Dorte Fouquet of the German legal firm BBH, who drew up the complaint, said that EU energy policy was based on having an open market with a level playing field. "The commission has repeatedly underlined that distortion of the market is to a large extent caused by subsidies to the incumbents in the energy sector", she said. "This complaint aims to shed some light on the recent shift in the energy policy of the United Kingdom where strong signals point to yet another set of subsidies to the nuclear power plant operators". Last year, a committee of UK MPs also said that the government was subsidising nuclear power, despite promises that it would not. It sees the construction of about eight new reactors within a decade as essential for meeting climate change and energy security goals.

Although most of the complaint concerns the UK, some of its ingredients would apply to other EU nations as well, especially the capping of nuclear liability. Estimates prepared for Energy Fair suggest that if operators had to buy insurance at the market rate, that would add at least 14 euro¢ (12p) to the price of one kW-hour ( kW) of electricity-and potentially 20 times that figure. With electricity in the UK retailing around 12p/ kW, that would mean at least a doubling of the price.

Campaigners have repeatedly said down the years that all nuclear programmes are in fact underwritten by the state whether they are government-owned or private, because the clean-up costs from major accidents are enormous and the companies involved are considered "too big to fail". Current UK proposals call for the operator to be liable for the first £1bn of cost from any accident. This is about a seven-fold increase on previous levels, but still a long way below the costs of a disaster such as the one that befell the Fukushima Daiichi nuclear power station in Japan last year.

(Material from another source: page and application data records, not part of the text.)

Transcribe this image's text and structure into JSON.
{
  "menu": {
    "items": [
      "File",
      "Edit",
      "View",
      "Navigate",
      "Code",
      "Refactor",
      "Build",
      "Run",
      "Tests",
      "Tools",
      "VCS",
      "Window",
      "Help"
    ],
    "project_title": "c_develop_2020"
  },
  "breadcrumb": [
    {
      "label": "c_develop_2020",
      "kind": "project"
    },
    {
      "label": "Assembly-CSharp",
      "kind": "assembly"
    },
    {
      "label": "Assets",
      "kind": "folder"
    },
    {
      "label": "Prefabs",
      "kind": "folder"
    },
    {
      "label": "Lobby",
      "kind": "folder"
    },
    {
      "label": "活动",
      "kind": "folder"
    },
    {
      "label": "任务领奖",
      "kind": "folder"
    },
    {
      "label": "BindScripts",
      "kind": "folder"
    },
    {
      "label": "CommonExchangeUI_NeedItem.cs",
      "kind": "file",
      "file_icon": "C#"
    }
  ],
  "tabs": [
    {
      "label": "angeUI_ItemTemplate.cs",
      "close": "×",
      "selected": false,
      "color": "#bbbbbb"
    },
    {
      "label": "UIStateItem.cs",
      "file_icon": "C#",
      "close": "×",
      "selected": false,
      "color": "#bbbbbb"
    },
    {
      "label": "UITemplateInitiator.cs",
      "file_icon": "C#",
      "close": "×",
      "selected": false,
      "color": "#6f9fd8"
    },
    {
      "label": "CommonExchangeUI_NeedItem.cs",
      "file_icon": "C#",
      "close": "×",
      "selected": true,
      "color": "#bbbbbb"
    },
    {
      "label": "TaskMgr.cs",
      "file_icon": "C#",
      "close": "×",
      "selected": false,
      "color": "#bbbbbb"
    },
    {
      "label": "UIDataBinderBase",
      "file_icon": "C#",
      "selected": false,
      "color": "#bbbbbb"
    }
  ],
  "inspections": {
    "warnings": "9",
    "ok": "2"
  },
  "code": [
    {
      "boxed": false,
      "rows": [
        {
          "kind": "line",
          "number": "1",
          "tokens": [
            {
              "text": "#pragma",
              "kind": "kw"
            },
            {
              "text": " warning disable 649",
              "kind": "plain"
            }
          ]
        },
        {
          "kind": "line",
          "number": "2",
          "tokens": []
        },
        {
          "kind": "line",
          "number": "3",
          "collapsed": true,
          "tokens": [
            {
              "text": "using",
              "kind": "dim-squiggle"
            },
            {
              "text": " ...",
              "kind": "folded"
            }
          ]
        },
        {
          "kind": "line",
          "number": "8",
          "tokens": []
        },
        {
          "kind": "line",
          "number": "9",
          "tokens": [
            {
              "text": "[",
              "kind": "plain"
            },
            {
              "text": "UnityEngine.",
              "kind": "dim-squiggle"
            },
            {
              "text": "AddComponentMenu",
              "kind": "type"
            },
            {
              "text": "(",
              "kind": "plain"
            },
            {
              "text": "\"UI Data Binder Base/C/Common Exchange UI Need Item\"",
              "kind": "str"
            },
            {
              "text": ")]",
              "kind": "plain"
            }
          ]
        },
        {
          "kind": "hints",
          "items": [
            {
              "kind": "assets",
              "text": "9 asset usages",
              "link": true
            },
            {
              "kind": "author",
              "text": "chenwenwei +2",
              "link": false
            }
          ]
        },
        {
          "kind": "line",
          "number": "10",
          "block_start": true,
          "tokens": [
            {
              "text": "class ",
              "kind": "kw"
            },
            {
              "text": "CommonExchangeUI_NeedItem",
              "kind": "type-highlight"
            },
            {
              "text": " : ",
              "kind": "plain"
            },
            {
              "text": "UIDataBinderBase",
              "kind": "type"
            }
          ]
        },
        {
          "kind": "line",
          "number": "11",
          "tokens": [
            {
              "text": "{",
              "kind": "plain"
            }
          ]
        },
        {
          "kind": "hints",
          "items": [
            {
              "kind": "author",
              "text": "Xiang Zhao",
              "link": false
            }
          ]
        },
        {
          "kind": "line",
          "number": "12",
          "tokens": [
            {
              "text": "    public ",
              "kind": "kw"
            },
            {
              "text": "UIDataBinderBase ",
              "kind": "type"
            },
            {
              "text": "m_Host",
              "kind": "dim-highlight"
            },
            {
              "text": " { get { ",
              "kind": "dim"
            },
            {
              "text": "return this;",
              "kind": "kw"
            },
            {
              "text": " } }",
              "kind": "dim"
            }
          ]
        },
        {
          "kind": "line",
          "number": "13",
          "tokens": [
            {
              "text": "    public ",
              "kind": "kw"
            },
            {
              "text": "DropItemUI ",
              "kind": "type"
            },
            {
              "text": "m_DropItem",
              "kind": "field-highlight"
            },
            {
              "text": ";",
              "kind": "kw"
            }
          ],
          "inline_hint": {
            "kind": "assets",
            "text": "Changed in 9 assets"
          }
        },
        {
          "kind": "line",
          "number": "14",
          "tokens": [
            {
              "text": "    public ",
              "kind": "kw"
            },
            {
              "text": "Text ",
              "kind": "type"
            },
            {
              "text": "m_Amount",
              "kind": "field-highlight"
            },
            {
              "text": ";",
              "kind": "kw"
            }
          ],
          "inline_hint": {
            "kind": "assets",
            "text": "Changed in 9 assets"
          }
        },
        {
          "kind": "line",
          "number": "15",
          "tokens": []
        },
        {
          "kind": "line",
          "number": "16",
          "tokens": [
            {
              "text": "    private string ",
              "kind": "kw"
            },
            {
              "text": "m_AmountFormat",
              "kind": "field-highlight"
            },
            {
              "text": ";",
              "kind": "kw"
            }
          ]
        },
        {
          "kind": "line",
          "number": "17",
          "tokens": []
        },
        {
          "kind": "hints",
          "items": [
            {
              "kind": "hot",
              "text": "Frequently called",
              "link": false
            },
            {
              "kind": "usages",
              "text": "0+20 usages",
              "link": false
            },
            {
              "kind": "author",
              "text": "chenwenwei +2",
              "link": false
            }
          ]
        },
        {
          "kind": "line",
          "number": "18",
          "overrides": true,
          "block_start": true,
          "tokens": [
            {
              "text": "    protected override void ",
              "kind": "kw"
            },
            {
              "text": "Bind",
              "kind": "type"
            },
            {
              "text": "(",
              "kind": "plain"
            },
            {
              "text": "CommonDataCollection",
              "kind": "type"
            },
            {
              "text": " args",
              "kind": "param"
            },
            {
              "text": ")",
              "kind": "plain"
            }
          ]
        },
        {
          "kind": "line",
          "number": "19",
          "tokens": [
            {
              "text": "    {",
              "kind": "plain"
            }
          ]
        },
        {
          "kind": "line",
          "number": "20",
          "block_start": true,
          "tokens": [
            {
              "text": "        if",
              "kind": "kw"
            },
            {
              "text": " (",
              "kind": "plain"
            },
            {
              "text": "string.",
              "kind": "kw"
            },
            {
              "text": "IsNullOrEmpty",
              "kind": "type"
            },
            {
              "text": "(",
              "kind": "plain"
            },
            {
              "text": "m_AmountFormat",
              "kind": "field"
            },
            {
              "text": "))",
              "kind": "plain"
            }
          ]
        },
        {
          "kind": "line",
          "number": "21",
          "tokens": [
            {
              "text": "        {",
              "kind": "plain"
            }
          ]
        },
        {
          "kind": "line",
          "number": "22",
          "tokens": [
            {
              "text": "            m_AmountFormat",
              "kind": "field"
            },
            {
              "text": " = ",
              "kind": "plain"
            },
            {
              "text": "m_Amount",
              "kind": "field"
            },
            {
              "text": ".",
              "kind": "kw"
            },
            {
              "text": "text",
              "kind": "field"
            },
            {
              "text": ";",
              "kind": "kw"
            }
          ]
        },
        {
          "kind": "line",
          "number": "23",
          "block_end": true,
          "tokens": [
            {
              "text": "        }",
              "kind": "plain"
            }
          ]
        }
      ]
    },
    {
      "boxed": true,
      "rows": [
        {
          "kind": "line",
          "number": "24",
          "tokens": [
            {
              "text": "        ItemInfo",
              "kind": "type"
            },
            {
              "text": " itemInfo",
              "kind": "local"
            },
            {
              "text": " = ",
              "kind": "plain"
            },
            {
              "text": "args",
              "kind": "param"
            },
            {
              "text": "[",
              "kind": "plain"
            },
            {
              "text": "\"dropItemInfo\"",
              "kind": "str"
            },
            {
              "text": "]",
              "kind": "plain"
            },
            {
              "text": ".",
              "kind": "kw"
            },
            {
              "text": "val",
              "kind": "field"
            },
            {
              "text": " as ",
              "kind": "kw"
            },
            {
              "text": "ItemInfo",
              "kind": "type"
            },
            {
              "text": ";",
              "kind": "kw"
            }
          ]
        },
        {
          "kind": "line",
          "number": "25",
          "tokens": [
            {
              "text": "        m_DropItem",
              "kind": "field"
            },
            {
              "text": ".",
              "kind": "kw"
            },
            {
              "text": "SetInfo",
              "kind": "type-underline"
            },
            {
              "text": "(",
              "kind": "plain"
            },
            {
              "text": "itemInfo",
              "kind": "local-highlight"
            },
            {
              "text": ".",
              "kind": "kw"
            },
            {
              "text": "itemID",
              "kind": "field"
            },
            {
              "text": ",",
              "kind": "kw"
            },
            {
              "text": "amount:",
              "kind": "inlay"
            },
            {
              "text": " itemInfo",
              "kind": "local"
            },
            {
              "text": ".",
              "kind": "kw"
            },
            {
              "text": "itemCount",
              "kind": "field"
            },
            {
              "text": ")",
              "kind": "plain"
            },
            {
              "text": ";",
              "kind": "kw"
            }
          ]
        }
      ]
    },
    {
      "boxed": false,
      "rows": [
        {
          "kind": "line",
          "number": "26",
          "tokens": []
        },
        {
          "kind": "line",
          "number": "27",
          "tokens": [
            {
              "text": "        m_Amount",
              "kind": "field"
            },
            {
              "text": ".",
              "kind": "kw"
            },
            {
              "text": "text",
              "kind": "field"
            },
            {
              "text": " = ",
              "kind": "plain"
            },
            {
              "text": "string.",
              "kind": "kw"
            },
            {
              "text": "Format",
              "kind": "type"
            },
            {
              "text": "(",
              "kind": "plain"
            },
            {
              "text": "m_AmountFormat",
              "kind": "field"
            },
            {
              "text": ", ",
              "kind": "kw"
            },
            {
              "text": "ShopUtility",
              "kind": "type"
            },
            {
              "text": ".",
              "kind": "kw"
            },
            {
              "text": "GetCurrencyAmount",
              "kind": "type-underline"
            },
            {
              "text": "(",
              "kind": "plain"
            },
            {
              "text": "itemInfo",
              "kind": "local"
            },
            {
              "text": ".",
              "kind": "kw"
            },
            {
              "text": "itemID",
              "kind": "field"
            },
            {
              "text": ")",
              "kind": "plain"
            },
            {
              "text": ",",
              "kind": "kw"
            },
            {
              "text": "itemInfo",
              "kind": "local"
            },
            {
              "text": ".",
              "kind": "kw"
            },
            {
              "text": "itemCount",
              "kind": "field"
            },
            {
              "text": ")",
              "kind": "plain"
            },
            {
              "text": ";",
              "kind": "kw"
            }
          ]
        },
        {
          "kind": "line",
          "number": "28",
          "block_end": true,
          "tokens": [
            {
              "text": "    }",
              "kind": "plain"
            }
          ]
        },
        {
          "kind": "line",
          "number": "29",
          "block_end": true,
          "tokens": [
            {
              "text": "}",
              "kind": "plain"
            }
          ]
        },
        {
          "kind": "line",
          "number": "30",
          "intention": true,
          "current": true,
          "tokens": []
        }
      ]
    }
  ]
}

That has left the plant's owners, the Tokyo Electric Power Company (Tepco), facing a bill of multiple billions of dollars and reliant on state support-and perhaps eventual state ownership-to survive. From a uniquely UK perspective, Fair Energy is focussing on elements of the Electricity Market Reform package that the Department of Climate Change and Energy Efficiency (Decc) released last year. "The introduction of a carbon price floor is likely to result in huge windfall handouts of around £50m a year to existing nuclear generators", said Caroline Lucas MP, leader of the UK Green Party.

"Despite persistent denials by ministers, it's clear that this is a subsidy by another name, which makes a mockery of the Coalition pledge not to gift public money to this already established industry". A Decc spokesman said the government's policy of no subsidies for nuclear, established in 2010, still stood. "We are confident that our proposals to reform the electricity market to incentivise all low carbon generation are entirely consistent with that policy of no subsidy", he said. The European Commission could take up to 18 months to consider the complaint. A finding in Fair Energy's favour could potentially derail the UK's nuclear expansion plans-and those of other countries.